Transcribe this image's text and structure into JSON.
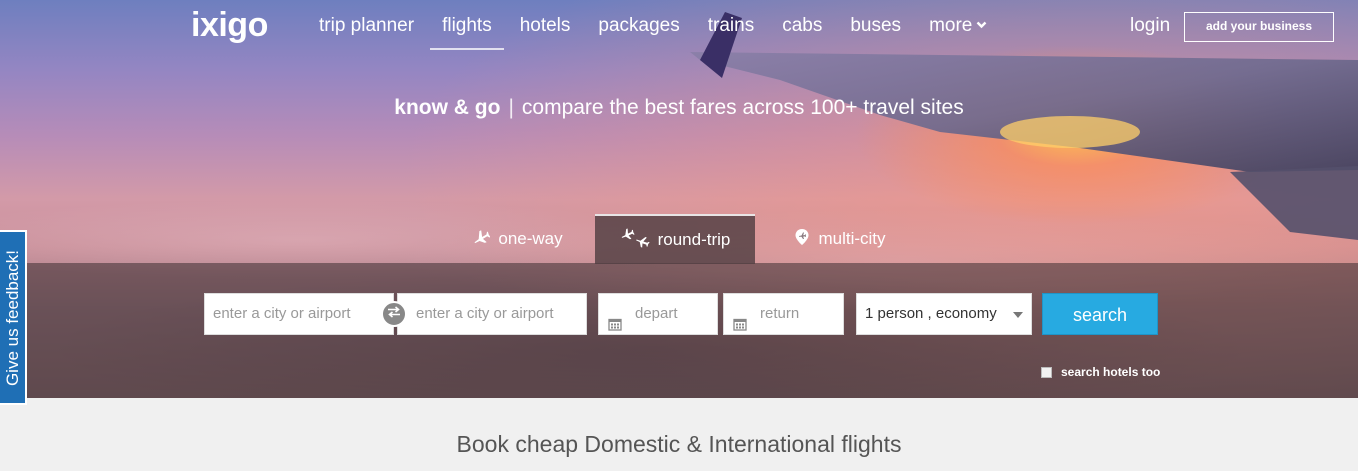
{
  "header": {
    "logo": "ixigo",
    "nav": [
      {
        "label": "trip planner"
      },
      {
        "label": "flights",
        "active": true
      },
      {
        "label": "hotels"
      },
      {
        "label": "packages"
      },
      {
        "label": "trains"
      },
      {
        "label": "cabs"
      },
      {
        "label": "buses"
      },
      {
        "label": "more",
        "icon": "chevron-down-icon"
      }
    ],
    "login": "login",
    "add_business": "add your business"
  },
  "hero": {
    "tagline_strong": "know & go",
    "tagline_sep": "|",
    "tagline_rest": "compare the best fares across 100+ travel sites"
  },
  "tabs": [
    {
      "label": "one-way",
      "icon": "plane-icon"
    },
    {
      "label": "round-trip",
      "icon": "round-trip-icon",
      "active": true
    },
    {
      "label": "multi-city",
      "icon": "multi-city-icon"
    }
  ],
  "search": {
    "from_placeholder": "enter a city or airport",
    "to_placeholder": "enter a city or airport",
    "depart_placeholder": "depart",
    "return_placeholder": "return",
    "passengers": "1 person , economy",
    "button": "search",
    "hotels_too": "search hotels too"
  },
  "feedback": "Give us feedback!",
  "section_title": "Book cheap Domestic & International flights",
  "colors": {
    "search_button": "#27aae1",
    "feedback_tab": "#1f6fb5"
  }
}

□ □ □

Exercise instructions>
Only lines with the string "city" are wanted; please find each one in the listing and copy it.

Result for this exercise>
      "label": "multi-city",
      "icon": "multi-city-icon"
    "from_placeholder": "enter a city or airport",
    "to_placeholder": "enter a city or airport",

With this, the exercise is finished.